Double Dragon desperately wants to be like The Warriors, but lacks any of that movie’s grit-and-grime appeal. Instead of interestingly-themed gangs, Double Dragon’s so-called maniacs are a motley crew of non-threatening idiots who look more like Las Vegas street performers than menacing thugs. It’s hard to be intimidated by doughy middle-aged men dressed like schoolboys, theater ushers, and… postal workers. I’d be lying, however, if I said I didn’t burst out laughing when the mailmaniac performed his signature attack: jumping off a roof toward his opponents while yelling, “Special delivery! Airmaaaaaail!!!” The most prominent gang members in the movie are the musclebound Bo Abobo and his weaselly companion, Hawk. Fans of the Double Dragon game are undoubtedly familiar with Abobo, as he is a prominent heavy often placed at the end of each level.

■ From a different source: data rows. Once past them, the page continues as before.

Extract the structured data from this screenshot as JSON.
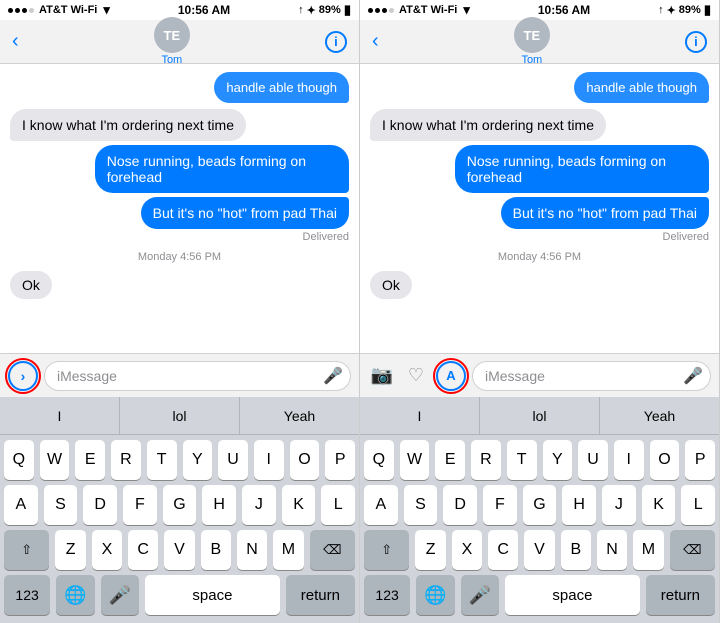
{
  "panels": [
    {
      "id": "left",
      "status": {
        "carrier": "AT&T Wi-Fi",
        "time": "10:56 AM",
        "battery": "89%"
      },
      "nav": {
        "back": "‹",
        "avatar": "TE",
        "name": "Tom",
        "info": "i"
      },
      "messages": [
        {
          "type": "partial-blue",
          "text": "handle able though"
        },
        {
          "type": "left",
          "text": "I know what I'm ordering next time"
        },
        {
          "type": "right",
          "text": "Nose running, beads forming on forehead"
        },
        {
          "type": "right-bottom",
          "text": "But it's no \"hot\" from pad Thai"
        },
        {
          "type": "delivered",
          "text": "Delivered"
        },
        {
          "type": "timestamp",
          "text": "Monday 4:56 PM"
        },
        {
          "type": "left-small",
          "text": "Ok"
        }
      ],
      "input": {
        "expand_label": "›",
        "placeholder": "iMessage",
        "mic": "🎤",
        "highlighted": true
      },
      "autocomplete": [
        "I",
        "lol",
        "Yeah"
      ],
      "keyboard_rows": [
        [
          "Q",
          "W",
          "E",
          "R",
          "T",
          "Y",
          "U",
          "I",
          "O",
          "P"
        ],
        [
          "A",
          "S",
          "D",
          "F",
          "G",
          "H",
          "J",
          "K",
          "L"
        ],
        [
          "⇧",
          "Z",
          "X",
          "C",
          "V",
          "B",
          "N",
          "M",
          "⌫"
        ],
        [
          "123",
          "🌐",
          "🎤",
          "space",
          "return"
        ]
      ]
    },
    {
      "id": "right",
      "status": {
        "carrier": "AT&T Wi-Fi",
        "time": "10:56 AM",
        "battery": "89%"
      },
      "nav": {
        "back": "‹",
        "avatar": "TE",
        "name": "Tom",
        "info": "i"
      },
      "messages": [
        {
          "type": "partial-blue",
          "text": "handle able though"
        },
        {
          "type": "left",
          "text": "I know what I'm ordering next time"
        },
        {
          "type": "right",
          "text": "Nose running, beads forming on forehead"
        },
        {
          "type": "right-bottom",
          "text": "But it's no \"hot\" from pad Thai"
        },
        {
          "type": "delivered",
          "text": "Delivered"
        },
        {
          "type": "timestamp",
          "text": "Monday 4:56 PM"
        },
        {
          "type": "left-small",
          "text": "Ok"
        }
      ],
      "input": {
        "camera": "📷",
        "heart": "♡",
        "expand_label": "A",
        "placeholder": "iMessage",
        "mic": "🎤",
        "highlighted": true
      },
      "autocomplete": [
        "I",
        "lol",
        "Yeah"
      ],
      "keyboard_rows": [
        [
          "Q",
          "W",
          "E",
          "R",
          "T",
          "Y",
          "U",
          "I",
          "O",
          "P"
        ],
        [
          "A",
          "S",
          "D",
          "F",
          "G",
          "H",
          "J",
          "K",
          "L"
        ],
        [
          "⇧",
          "Z",
          "X",
          "C",
          "V",
          "B",
          "N",
          "M",
          "⌫"
        ],
        [
          "123",
          "🌐",
          "🎤",
          "space",
          "return"
        ]
      ]
    }
  ]
}
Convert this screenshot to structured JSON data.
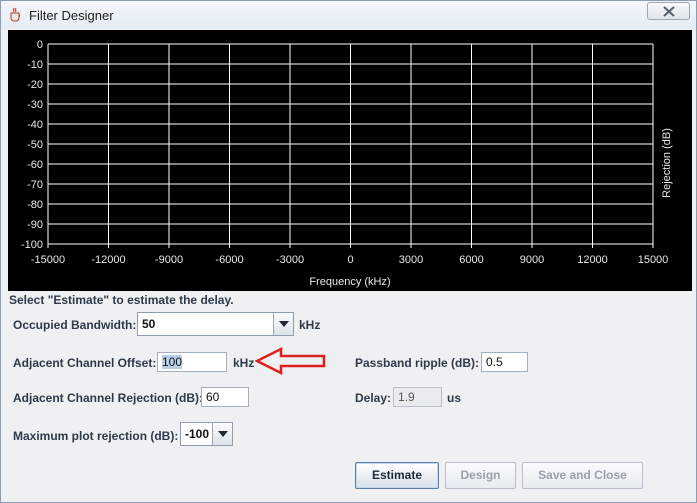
{
  "window": {
    "title": "Filter Designer",
    "icon": "java-cup-icon",
    "close_icon": "close-icon"
  },
  "plot": {
    "y_axis_label": "Rejection (dB)",
    "x_axis_label": "Frequency (kHz)",
    "background": "#000000",
    "grid_color": "#ffffff"
  },
  "chart_data": {
    "type": "line",
    "title": "",
    "xlabel": "Frequency (kHz)",
    "ylabel": "Rejection (dB)",
    "xlim": [
      -15000,
      15000
    ],
    "ylim": [
      -100,
      0
    ],
    "xticks": [
      -15000,
      -12000,
      -9000,
      -6000,
      -3000,
      0,
      3000,
      6000,
      9000,
      12000,
      15000
    ],
    "yticks": [
      0,
      -10,
      -20,
      -30,
      -40,
      -50,
      -60,
      -70,
      -80,
      -90,
      -100
    ],
    "grid": true,
    "series": []
  },
  "form": {
    "status_text": "Select \"Estimate\" to estimate the delay.",
    "occupied_bandwidth": {
      "label": "Occupied Bandwidth:",
      "value": "50",
      "unit": "kHz"
    },
    "adjacent_channel_offset": {
      "label": "Adjacent Channel Offset:",
      "value": "100",
      "unit": "kHz"
    },
    "adjacent_channel_rejection": {
      "label": "Adjacent Channel Rejection (dB):",
      "value": "60"
    },
    "max_plot_rejection": {
      "label": "Maximum plot rejection (dB):",
      "value": "-100"
    },
    "passband_ripple": {
      "label": "Passband ripple (dB):",
      "value": "0.5"
    },
    "delay": {
      "label": "Delay:",
      "value": "1.9",
      "unit": "us"
    }
  },
  "buttons": {
    "estimate": "Estimate",
    "design": "Design",
    "save_and_close": "Save and Close"
  },
  "colors": {
    "annotation_arrow": "#e02020",
    "label_text": "#2d3a4a",
    "disabled_text": "#98a2ad"
  }
}
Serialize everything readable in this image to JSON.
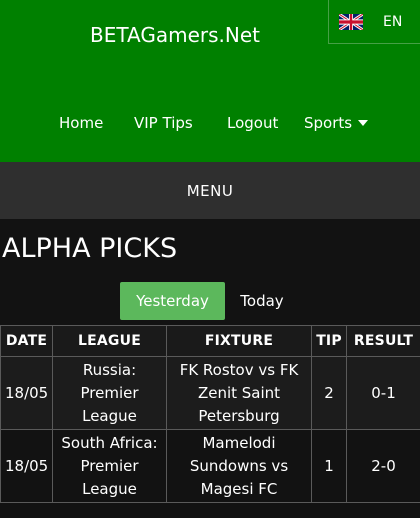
{
  "header": {
    "site_title": "BETAGamers.Net",
    "language": {
      "code": "EN",
      "flag_icon": "uk-flag-icon"
    },
    "nav": [
      {
        "label": "Home"
      },
      {
        "label": "VIP Tips"
      },
      {
        "label": "Logout"
      },
      {
        "label": "Sports",
        "icon": "caret-down-icon"
      }
    ],
    "background_color": "#008000"
  },
  "menu": {
    "label": "MENU"
  },
  "section": {
    "title": "ALPHA PICKS"
  },
  "tabs": [
    {
      "label": "Yesterday",
      "active": true,
      "color": "#5cb85c"
    },
    {
      "label": "Today",
      "active": false
    }
  ],
  "table": {
    "columns": [
      "DATE",
      "LEAGUE",
      "FIXTURE",
      "TIP",
      "RESULT"
    ],
    "rows": [
      {
        "date": "18/05",
        "league": "Russia: Premier League",
        "fixture": "FK Rostov vs FK Zenit Saint Petersburg",
        "tip": "2",
        "result": "0-1"
      },
      {
        "date": "18/05",
        "league": "South Africa: Premier League",
        "fixture": "Mamelodi Sundowns vs Magesi FC",
        "tip": "1",
        "result": "2-0"
      }
    ]
  }
}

Double Dragon also desperately wants to be like Robocop, at least in terms of satire. Clips of New Angeles’ televised news, with George Hamilton and Vanna White playing themselves as news anchors and Andy Dick as a “smogcaster” weatherman, are sprinkled throughout the movie, but these fourth-wall-breaking moments are neither clever nor funny. Why do George, Vanna, and Dick all look exactly like they did in 1994 despite it being 2007?? The best satire the writers were able to come up with is a tired joke about Madonna divorcing Tom Arnold. My eyes rolled especially hard when the Action News correspondent for Channel 69 popped up. That number makes anyone laugh, right? This immaturity is the crux of the movie’s problems, causing it to feel far more like a children’s movie than it should. The Power Corp’s hidden base looking one Aggro Crag away from being identical to the set of Nickelodeon’s Guts TV show certainly doesn’t help.

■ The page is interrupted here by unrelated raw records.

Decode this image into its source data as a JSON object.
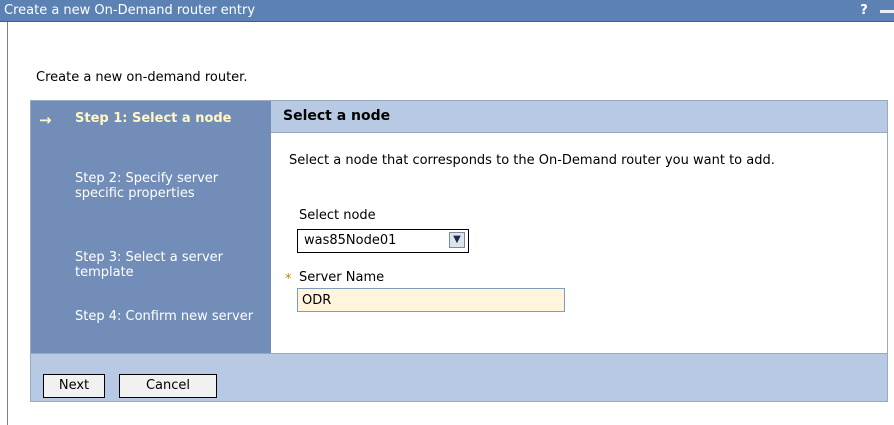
{
  "window": {
    "title": "Create a new On-Demand router entry",
    "help": "?"
  },
  "intro": "Create a new on-demand router.",
  "steps": [
    {
      "label": "Step 1: Select a node",
      "current": true
    },
    {
      "label": "Step 2: Specify server specific properties",
      "current": false
    },
    {
      "label": "Step 3: Select a server template",
      "current": false
    },
    {
      "label": "Step 4: Confirm new server",
      "current": false
    }
  ],
  "panel": {
    "title": "Select a node",
    "description": "Select a node that corresponds to the On-Demand router you want to add.",
    "node_label": "Select node",
    "node_value": "was85Node01",
    "required_mark": "*",
    "server_label": "Server Name",
    "server_value": "ODR"
  },
  "buttons": {
    "next": "Next",
    "cancel": "Cancel"
  },
  "icons": {
    "current_step": "arrow-right-icon",
    "required": "required-asterisk-icon",
    "dropdown": "chevron-down-icon"
  }
}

The saddest thing about Double Dragon is the waste of talent behind it. With a story by Paul Dini (Batman: The Animated Series) and a screenplay by Peter Gould (Breaking Bad, Better Call Saul), it’s almost impressive how disastrous the resulting movie turned out to be. Robert Patrick was only a couple years off of his iconic turn as the villain in Terminator 2, and Alyssa Milano’s star was rising rapidly. Mark Dacascos has long been a martial arts cinema favorite of mine, and while he does exhibit some impressive stunts occasionally in Double Dragon, he’s subjected to the same embarrassing script that everyone else is.
All complaints aside, I do think Double Dragon is a fun and often bizarre movie to laugh at. Most of the humor does not land as intended, but there’s a unique sort of manic energy that propels the film to the point where there’s rarely a dull moment. I always have a great time laughing at the ridiculous costumes (Marian’s outfit, consisting of a tie-dye top, jean shorts, garters, and chaps is especially egregious), cheesy digital effects, and numerous stunts-gone-wrong. It might be an acquired taste, but Double Dragon is required viewing for fans of schlocky martial arts movies.
Fun Fact: Lash (Kristina Wagner, who is best known for General Hospital), and Marian (Alyssa Milano, best known for Who’s the Boss?) have an… interesting exchange. After striking Marian, Lash taunts her by asking, “Who’s the boss now?” Later on, after knocking Lash unconscious, Marian says, “You’re lucky. Generally, I put people in the hospital.” Cue that cringe!
Fun Fact II: The Revenge – The most notable contributor to the ultra-’90s soundtrack is a young, up-and-coming rapper named Coolio. Coolio would go on to “act” alongside Mark Dacascos as a villain in 2000’s China Strike Force.